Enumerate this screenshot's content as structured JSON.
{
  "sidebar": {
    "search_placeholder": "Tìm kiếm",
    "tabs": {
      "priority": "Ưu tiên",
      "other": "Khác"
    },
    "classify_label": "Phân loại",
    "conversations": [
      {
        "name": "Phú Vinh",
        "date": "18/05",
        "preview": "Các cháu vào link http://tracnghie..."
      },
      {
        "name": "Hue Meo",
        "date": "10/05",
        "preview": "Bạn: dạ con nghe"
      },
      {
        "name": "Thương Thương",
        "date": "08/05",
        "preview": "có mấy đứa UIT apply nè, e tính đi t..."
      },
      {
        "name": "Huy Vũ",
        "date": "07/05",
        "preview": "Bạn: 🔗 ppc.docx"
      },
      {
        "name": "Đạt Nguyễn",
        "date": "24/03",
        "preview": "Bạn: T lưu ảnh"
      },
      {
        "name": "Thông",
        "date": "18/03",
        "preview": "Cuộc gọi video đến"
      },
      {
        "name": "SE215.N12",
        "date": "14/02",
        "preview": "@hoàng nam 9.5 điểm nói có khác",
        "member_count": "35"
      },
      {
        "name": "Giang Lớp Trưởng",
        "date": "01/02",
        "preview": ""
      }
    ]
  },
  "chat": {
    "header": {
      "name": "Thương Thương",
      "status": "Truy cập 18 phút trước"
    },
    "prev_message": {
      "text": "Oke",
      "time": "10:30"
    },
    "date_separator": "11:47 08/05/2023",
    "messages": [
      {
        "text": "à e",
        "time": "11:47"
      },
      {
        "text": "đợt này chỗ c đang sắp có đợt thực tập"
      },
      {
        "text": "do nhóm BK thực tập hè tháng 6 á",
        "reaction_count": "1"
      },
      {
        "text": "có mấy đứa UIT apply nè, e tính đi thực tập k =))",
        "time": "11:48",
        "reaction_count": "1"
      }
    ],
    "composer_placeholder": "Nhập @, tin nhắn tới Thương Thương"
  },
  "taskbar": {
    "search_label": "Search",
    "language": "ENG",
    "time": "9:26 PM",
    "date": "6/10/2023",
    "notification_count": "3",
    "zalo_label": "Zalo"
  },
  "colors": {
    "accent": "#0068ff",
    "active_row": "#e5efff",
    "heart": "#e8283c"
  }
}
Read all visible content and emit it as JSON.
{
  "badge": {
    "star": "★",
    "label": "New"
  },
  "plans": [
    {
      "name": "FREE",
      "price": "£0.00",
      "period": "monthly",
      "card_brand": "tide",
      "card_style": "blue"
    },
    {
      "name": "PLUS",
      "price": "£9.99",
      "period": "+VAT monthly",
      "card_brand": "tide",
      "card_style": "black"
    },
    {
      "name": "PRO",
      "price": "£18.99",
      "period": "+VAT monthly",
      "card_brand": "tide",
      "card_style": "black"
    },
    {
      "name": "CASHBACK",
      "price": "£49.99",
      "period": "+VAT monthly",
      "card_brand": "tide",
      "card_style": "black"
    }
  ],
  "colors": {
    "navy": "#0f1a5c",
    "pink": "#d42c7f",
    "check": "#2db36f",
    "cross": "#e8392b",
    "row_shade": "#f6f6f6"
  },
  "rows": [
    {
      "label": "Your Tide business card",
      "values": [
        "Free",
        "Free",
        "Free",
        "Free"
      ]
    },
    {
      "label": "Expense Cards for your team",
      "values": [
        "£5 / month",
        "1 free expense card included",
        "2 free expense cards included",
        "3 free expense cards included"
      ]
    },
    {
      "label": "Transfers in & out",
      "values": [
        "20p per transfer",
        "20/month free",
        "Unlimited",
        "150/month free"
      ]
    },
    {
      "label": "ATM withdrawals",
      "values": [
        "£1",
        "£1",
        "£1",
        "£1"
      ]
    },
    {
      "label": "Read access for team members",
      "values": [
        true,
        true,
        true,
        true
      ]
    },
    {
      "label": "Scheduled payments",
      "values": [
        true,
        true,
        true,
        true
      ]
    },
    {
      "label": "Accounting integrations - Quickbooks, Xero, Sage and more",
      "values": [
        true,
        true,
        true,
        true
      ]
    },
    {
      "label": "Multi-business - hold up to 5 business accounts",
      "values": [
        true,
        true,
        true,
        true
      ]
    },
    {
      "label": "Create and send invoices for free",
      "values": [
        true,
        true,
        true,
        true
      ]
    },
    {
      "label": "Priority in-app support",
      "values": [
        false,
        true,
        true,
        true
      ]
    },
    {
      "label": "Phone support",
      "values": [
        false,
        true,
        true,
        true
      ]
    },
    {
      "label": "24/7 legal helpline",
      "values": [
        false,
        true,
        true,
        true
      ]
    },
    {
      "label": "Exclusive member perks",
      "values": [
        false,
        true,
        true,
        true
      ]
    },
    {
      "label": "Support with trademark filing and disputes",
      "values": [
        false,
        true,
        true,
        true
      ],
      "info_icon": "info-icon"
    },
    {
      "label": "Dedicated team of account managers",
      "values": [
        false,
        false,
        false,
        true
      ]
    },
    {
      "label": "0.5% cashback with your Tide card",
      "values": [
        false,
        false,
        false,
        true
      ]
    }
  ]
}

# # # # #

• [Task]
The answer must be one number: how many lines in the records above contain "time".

• [Response area]
4